This program can use the gyroscope on the TUT-HR to determine the cutoff point of the approach lap. However, the way that Howard Rush set his program up for the 2014 World Championships, the gyro was not used. So one could run this program on a TUT-FC and get the same functionality as Howard did at the World Championships -- but using the gyro is more fun.

Howard Rush's AMA Program

One of the salient features of Howard's FAI program was that the TUT did not provide any shutoff mechanism. This was done because Howard felt that there was an ambiguity in the rules, and he neither wanted to make any waves about the wording before the contest, nor did he want to be challenged on the rule at the contest.

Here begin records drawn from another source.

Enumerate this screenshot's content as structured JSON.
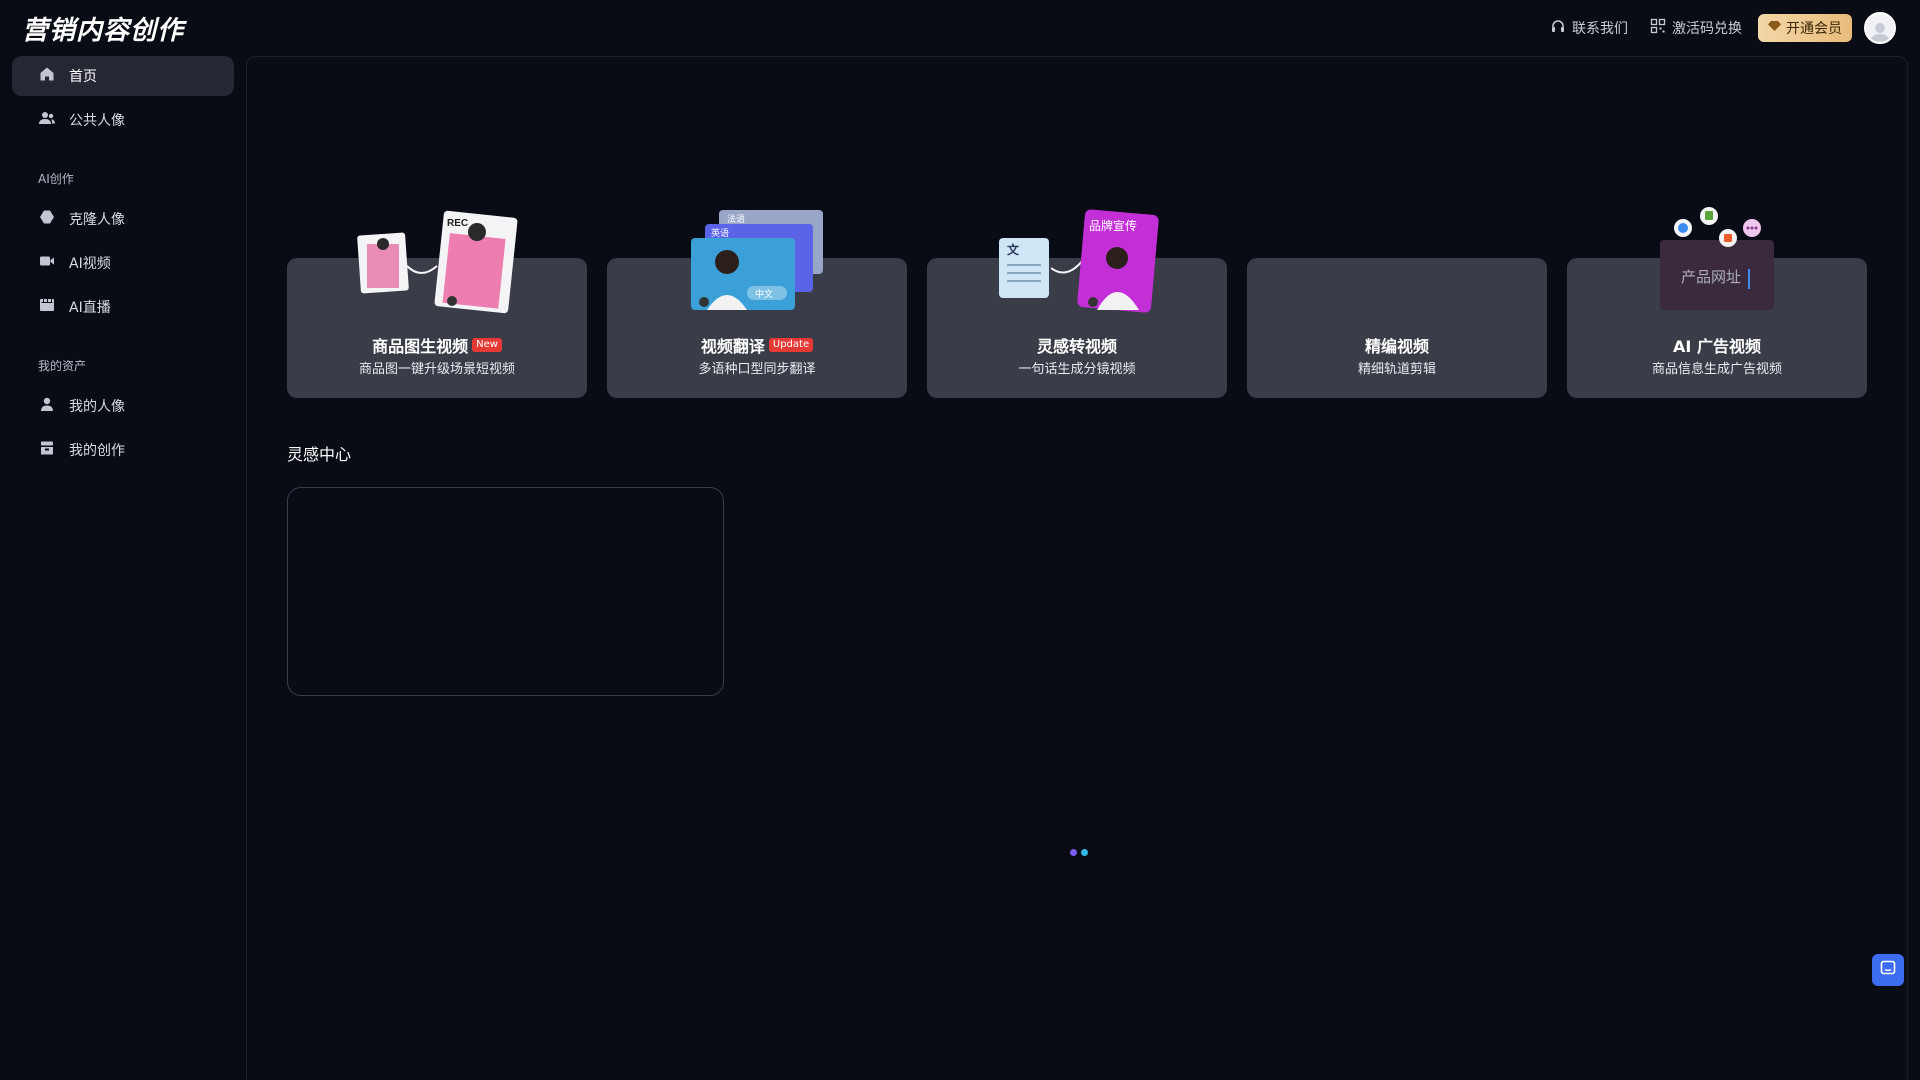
{
  "header": {
    "logo": "营销内容创作",
    "contact_label": "联系我们",
    "redeem_label": "激活码兑换",
    "vip_label": "开通会员"
  },
  "sidebar": {
    "items": [
      {
        "label": "首页",
        "icon": "home-icon",
        "active": true
      },
      {
        "label": "公共人像",
        "icon": "users-icon"
      }
    ],
    "sections": [
      {
        "title": "AI创作",
        "items": [
          {
            "label": "克隆人像",
            "icon": "clone-icon"
          },
          {
            "label": "AI视频",
            "icon": "video-icon"
          },
          {
            "label": "AI直播",
            "icon": "live-icon"
          }
        ]
      },
      {
        "title": "我的资产",
        "items": [
          {
            "label": "我的人像",
            "icon": "user-icon"
          },
          {
            "label": "我的创作",
            "icon": "archive-icon"
          }
        ]
      }
    ]
  },
  "cards": [
    {
      "title": "商品图生视频",
      "tag": "New",
      "subtitle": "商品图一键升级场景短视频",
      "art": {
        "rec_label": "REC"
      }
    },
    {
      "title": "视频翻译",
      "tag": "Update",
      "subtitle": "多语种口型同步翻译",
      "art": {
        "lang_back": "法语",
        "lang_mid": "英语",
        "lang_front": "中文"
      }
    },
    {
      "title": "灵感转视频",
      "tag": "",
      "subtitle": "一句话生成分镜视频",
      "art": {
        "doc_label": "文",
        "brand_label": "品牌宣传"
      }
    },
    {
      "title": "精编视频",
      "tag": "",
      "subtitle": "精细轨道剪辑"
    },
    {
      "title": "AI 广告视频",
      "tag": "",
      "subtitle": "商品信息生成广告视频",
      "art": {
        "input_label": "产品网址"
      }
    }
  ],
  "inspiration": {
    "title": "灵感中心"
  },
  "colors": {
    "background": "#0a0c15",
    "card": "#3a3d48",
    "accent_blue": "#3c6cf0",
    "vip_gold": "#e8bb7a",
    "loader_dot_1": "#7b5cf0",
    "loader_dot_2": "#35b7e8"
  }
}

This was not an issue for AMA competition. For AMA competition, Howard wanted to be able to use the TUT to detect a shutoff loop late in the pattern, and enter an approach sequence after a shutoff loop is executed.

The same four I/O ports are used in Howard's AMA program, except that instead of blinking, the "end of flight" annunciator channel is used to tell the pilot that the TUT is armed and ready to detect a cutoff loop.

The initial flight phases are identical: they only differ in the final phases:

Tim Wescott's Test Program

An amusing aspect of the TUT development is that while its primary use is as a timer for electric flight, its developer, Tim Wescott, flies with glow engines. There are a number of initiatives active at the Atomic Zombie Workshop to use the abilities of the TUT to fly better with internal combustion, but Tim has yet to use it in competition.

In order to test the TUT, and Howard's competition programs with a glow-powered setup, and to have a platform for gathering data with it, Tim has his own program which is customized for use with an internal combustion engine.

Like Howard's TUT programs, Tim's uses all four of the available I/O channels. One channel is configured to take input from an Igor Burger timer (although this has never been tried). One channel is connected to a switch, and is used to set the engine needle valve before launch. One channel is used to drive a throttle servo. The final channel is configured to blink an annunciator LED in a similar manner to Howard's FAI program (although it has not been used).

The phases of Tim's test program are as follows:

Fred Cronenwett's Engine Sequencing Program

Fred Cronenwett's engine sequencing program really shows the versatility of the TUT's programming model, because the staff at Atomic Zombie Workshop had no inkling that anyone would want such a thing, yet it turned out to be a fairly simple program to write.

Fred's engine sequencing program is designed to give a realistic engine startup sequence to a multi-motor, electric powered model airplane. With this program, the first motor and the TUT are both connected to the receiver with a Y harness. The other motors (up to three) are connected to the other three TUT channels.

When the throttle is advanced above 5%, the motors start up in sequence, with five seconds between motor starts. When the throttle is cut, the motors shut off in sequence.

Traveling through the phases of Fred's program is more confusing, because the program will go through them in both directions, depending on the throttle setting. Also, if the throttle is suddenly advanced, the program will jump to the final phase.